New-York Historical’s exhibition So Ready for Laughter: Bob Hope and World War II explores the legendary comedian’s work entertaining the troops and lifting spirits during the darkest days of the 1940s. But for decades, Hope was also known for another job: Hollywood’s consummate master of ceremonies. Starting in 1940, Hope hosted the Academy Awards a record 19 times, either by himself or with cohosts. He was the host for the first televised Oscar show in 1953 and the first broadcast in color in 1966, and he didn’t retire his tux for good until his final ceremony as host in 1978. He set the template for every Oscar host to come, making a difficult job look easy. For his efforts, he was celebrated by the Academy with five awards over the years—one of his honorary Oscars is on display in our companion exhibition The Gift of Laughter.
This year’s Academy Awards ceremony will be televised on April 25 and will look very different because of COVID-19 restrictions. But as you get ready to celebrate a year in movies again, stop by the Museum for a laugh or two and watch these clips below of Hope in action as Oscar’s main man.

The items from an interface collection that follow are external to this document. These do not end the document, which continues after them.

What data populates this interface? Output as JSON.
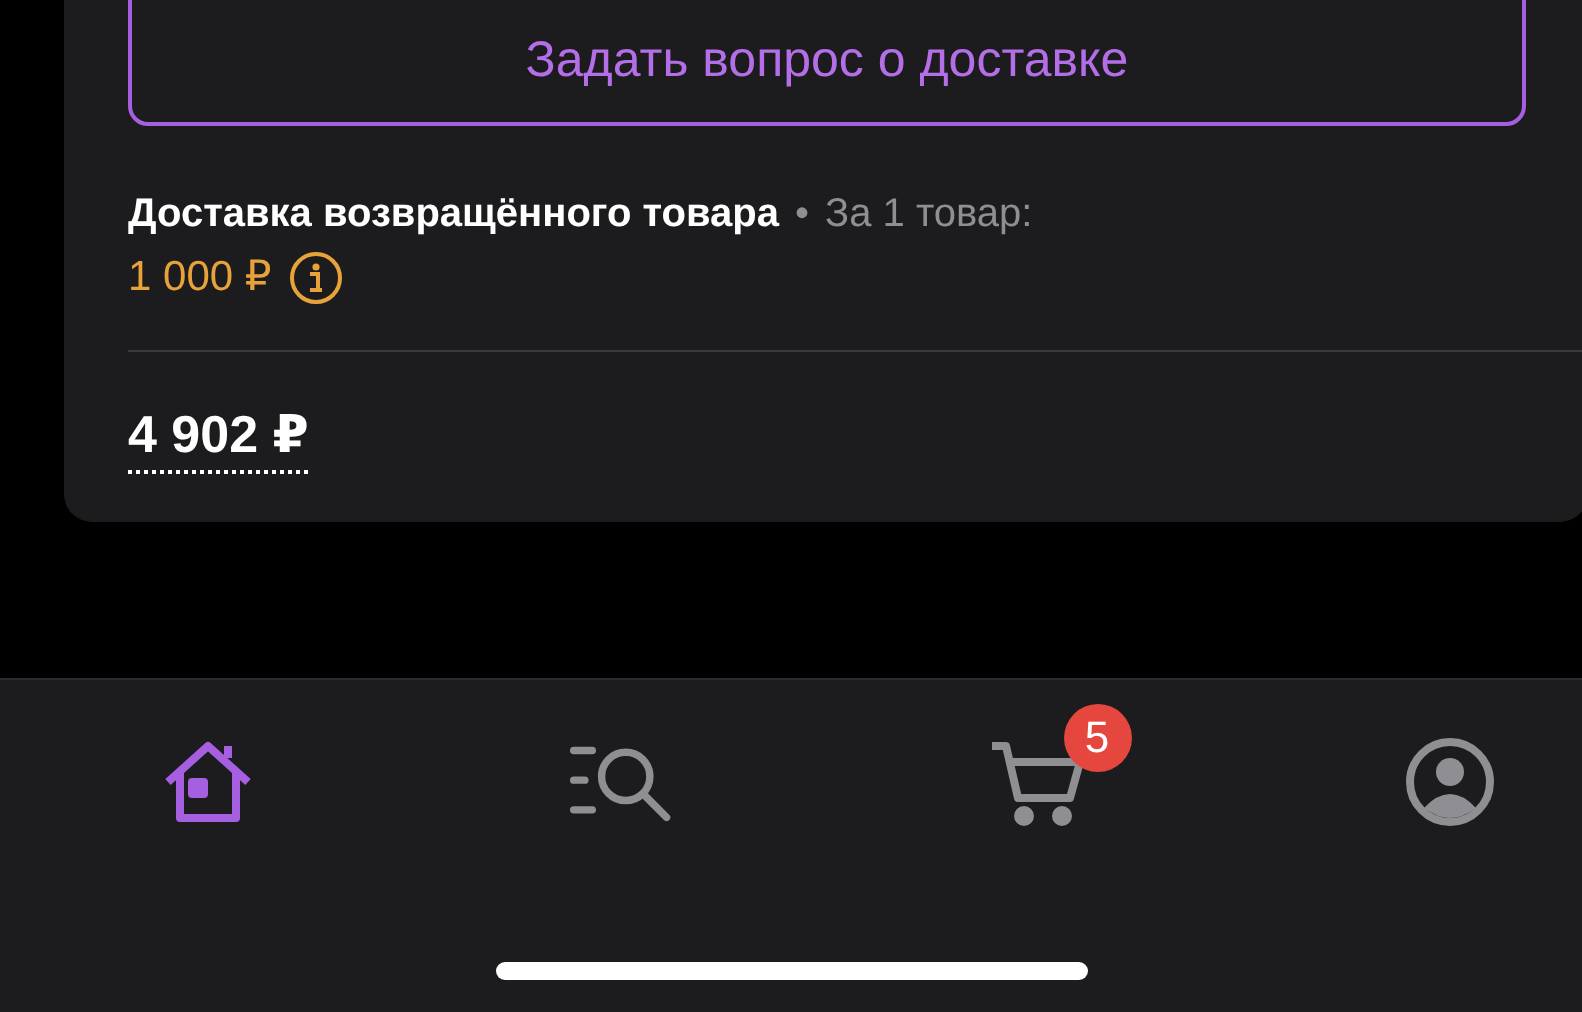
{
  "card": {
    "ask_button": "Задать вопрос о доставке",
    "delivery": {
      "title": "Доставка возвращённого товара",
      "separator": "•",
      "note": "За 1 товар:",
      "price": "1 000 ₽"
    },
    "total": "4 902 ₽"
  },
  "tab_bar": {
    "items": [
      {
        "kind": "home",
        "selected": true
      },
      {
        "kind": "catalog",
        "selected": false
      },
      {
        "kind": "cart",
        "selected": false,
        "badge": "5"
      },
      {
        "kind": "profile",
        "selected": false
      }
    ]
  }
}
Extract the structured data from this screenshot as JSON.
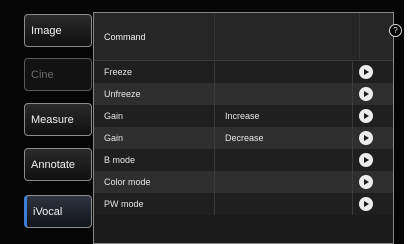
{
  "sidebar": {
    "items": [
      {
        "label": "Image",
        "state": "normal"
      },
      {
        "label": "Cine",
        "state": "disabled"
      },
      {
        "label": "Measure",
        "state": "normal"
      },
      {
        "label": "Annotate",
        "state": "normal"
      },
      {
        "label": "iVocal",
        "state": "selected"
      }
    ]
  },
  "help": {
    "glyph": "?"
  },
  "table": {
    "header": {
      "command_label": "Command"
    },
    "rows": [
      {
        "command": "Freeze",
        "parameter": ""
      },
      {
        "command": "Unfreeze",
        "parameter": ""
      },
      {
        "command": "Gain",
        "parameter": "Increase"
      },
      {
        "command": "Gain",
        "parameter": "Decrease"
      },
      {
        "command": "B mode",
        "parameter": ""
      },
      {
        "command": "Color mode",
        "parameter": ""
      },
      {
        "command": "PW mode",
        "parameter": ""
      }
    ]
  },
  "colors": {
    "selected_accent": "#3b7fd6",
    "background": "#050505",
    "row_light": "#2e2e2e",
    "row_dark": "#1f1f1f"
  }
}
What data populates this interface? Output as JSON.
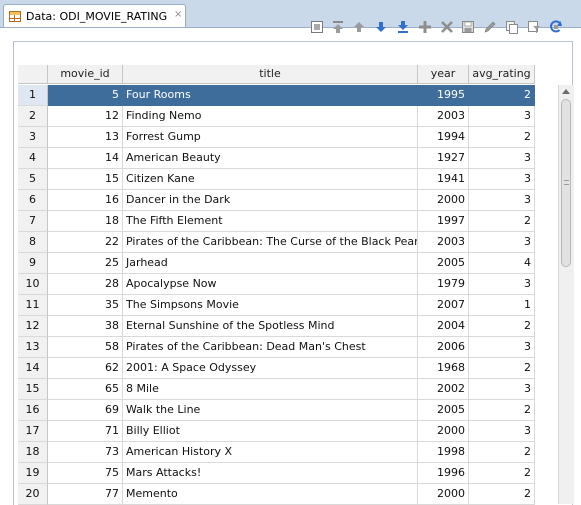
{
  "tab": {
    "label": "Data: ODI_MOVIE_RATING",
    "close": "×"
  },
  "toolbar": {
    "buttons": [
      "freeze-view-icon",
      "first-row-icon",
      "previous-row-icon",
      "next-row-icon",
      "last-row-icon",
      "insert-row-icon",
      "delete-row-icon",
      "commit-icon",
      "edit-icon",
      "copy-icon",
      "filter-icon",
      "refresh-icon"
    ]
  },
  "columns": [
    "movie_id",
    "title",
    "year",
    "avg_rating"
  ],
  "rows": [
    [
      "1",
      "5",
      "Four Rooms",
      "1995",
      "2"
    ],
    [
      "2",
      "12",
      "Finding Nemo",
      "2003",
      "3"
    ],
    [
      "3",
      "13",
      "Forrest Gump",
      "1994",
      "2"
    ],
    [
      "4",
      "14",
      "American Beauty",
      "1927",
      "3"
    ],
    [
      "5",
      "15",
      "Citizen Kane",
      "1941",
      "3"
    ],
    [
      "6",
      "16",
      "Dancer in the Dark",
      "2000",
      "3"
    ],
    [
      "7",
      "18",
      "The Fifth Element",
      "1997",
      "2"
    ],
    [
      "8",
      "22",
      "Pirates of the Caribbean: The Curse of the Black Pearl",
      "2003",
      "3"
    ],
    [
      "9",
      "25",
      "Jarhead",
      "2005",
      "4"
    ],
    [
      "10",
      "28",
      "Apocalypse Now",
      "1979",
      "3"
    ],
    [
      "11",
      "35",
      "The Simpsons Movie",
      "2007",
      "1"
    ],
    [
      "12",
      "38",
      "Eternal Sunshine of the Spotless Mind",
      "2004",
      "2"
    ],
    [
      "13",
      "58",
      "Pirates of the Caribbean: Dead Man's Chest",
      "2006",
      "3"
    ],
    [
      "14",
      "62",
      "2001: A Space Odyssey",
      "1968",
      "2"
    ],
    [
      "15",
      "65",
      "8 Mile",
      "2002",
      "3"
    ],
    [
      "16",
      "69",
      "Walk the Line",
      "2005",
      "2"
    ],
    [
      "17",
      "71",
      "Billy Elliot",
      "2000",
      "3"
    ],
    [
      "18",
      "73",
      "American History X",
      "1998",
      "2"
    ],
    [
      "19",
      "75",
      "Mars Attacks!",
      "1996",
      "2"
    ],
    [
      "20",
      "77",
      "Memento",
      "2000",
      "2"
    ]
  ],
  "selected_row": 1,
  "colors": {
    "selection": "#3e6d9c",
    "tab_bg": "#c9d9ea",
    "accent_blue": "#2f6fd0"
  }
}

The 1953 ceremony took place in the Pantages Theatre in Hollywood and was the first-ever to be televised. Hope remarked on the novelty, saying, “Isn’t it exciting to know that a lot of these glamorous stars are going to be in your home tonight? All over America, housewives are turning to their husbands and saying ‘Put on your shirt, Joan Crawford is coming.'”
Hope returned to the Oscar stage in 1991 when Billy Crystal was serving as host. “Remember me? The Macaulay Culkin of 1927?”
So Ready for Laughter: Bob Hope and World War II and The Gift of Laughter are on view through September 5, 2021
Top image: Bob Hope surrounded by Oscars at the 13th Academy Awards, 1941. Courtesy of the Bob & Dolores Hope Foundation